**WHAT THE EXERCISE ASKS**
Find the lines below that contain the word "Incoming" and count them. Only the number should be given.

*****

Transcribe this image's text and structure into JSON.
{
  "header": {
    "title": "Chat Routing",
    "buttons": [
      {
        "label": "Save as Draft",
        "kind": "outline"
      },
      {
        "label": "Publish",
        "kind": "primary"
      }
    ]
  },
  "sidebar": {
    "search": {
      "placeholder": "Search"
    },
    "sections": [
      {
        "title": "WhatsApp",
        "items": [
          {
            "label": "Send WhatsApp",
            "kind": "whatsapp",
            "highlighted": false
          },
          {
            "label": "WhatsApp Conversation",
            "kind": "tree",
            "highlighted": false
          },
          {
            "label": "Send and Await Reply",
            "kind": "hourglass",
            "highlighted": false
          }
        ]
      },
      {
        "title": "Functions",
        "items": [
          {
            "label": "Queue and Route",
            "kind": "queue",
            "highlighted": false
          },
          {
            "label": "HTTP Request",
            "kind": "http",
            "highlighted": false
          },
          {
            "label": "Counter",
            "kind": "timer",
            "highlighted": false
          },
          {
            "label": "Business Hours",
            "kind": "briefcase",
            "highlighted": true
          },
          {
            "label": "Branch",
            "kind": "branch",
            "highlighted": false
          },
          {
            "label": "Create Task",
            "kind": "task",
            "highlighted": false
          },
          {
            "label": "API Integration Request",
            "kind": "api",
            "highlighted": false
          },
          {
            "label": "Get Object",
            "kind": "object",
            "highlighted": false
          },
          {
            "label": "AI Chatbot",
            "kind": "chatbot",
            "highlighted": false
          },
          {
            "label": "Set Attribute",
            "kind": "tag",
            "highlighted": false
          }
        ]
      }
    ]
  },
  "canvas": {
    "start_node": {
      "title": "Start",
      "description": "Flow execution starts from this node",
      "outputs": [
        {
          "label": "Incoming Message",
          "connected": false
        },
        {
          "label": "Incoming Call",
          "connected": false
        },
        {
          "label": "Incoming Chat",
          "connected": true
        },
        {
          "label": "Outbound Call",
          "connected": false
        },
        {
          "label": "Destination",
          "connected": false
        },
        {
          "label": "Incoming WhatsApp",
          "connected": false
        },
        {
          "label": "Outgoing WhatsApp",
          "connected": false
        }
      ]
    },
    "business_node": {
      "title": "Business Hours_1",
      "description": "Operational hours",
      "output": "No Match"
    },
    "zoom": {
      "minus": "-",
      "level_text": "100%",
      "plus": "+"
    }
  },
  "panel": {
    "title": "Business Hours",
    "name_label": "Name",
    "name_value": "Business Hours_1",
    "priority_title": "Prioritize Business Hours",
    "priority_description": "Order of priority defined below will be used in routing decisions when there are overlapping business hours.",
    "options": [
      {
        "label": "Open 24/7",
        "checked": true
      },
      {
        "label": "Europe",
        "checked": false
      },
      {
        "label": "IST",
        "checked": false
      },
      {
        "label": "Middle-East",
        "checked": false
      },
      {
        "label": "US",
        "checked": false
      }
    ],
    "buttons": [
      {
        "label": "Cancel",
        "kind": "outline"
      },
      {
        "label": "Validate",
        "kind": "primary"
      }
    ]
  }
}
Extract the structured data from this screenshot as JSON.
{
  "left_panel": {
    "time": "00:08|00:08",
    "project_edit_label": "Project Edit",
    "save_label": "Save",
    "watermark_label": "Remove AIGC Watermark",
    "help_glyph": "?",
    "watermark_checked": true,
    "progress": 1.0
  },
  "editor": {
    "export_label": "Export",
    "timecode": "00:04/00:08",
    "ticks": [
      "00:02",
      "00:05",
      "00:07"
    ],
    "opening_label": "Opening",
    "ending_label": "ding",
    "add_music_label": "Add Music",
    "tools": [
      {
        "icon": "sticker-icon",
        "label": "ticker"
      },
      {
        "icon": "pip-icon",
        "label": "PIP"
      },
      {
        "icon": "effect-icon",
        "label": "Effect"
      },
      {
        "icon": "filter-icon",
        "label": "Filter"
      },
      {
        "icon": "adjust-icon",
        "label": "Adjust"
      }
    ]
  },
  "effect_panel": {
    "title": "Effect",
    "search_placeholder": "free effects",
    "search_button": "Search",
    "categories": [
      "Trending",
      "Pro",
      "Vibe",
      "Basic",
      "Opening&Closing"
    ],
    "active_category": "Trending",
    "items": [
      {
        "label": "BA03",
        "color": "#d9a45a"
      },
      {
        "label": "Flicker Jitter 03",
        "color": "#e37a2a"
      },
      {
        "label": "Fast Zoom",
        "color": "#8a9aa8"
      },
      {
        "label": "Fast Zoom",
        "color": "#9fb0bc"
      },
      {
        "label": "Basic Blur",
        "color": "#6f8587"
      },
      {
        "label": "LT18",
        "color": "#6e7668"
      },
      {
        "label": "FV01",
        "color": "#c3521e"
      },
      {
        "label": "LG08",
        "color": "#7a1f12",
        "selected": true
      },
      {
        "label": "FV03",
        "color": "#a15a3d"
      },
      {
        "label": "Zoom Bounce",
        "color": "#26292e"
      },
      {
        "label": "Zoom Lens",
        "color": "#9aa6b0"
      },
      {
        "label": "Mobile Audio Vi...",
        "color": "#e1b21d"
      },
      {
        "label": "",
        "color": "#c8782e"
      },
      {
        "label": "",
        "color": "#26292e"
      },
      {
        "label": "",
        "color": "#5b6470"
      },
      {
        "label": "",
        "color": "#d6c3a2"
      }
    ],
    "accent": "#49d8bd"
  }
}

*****

**WRITTEN REPLY**
4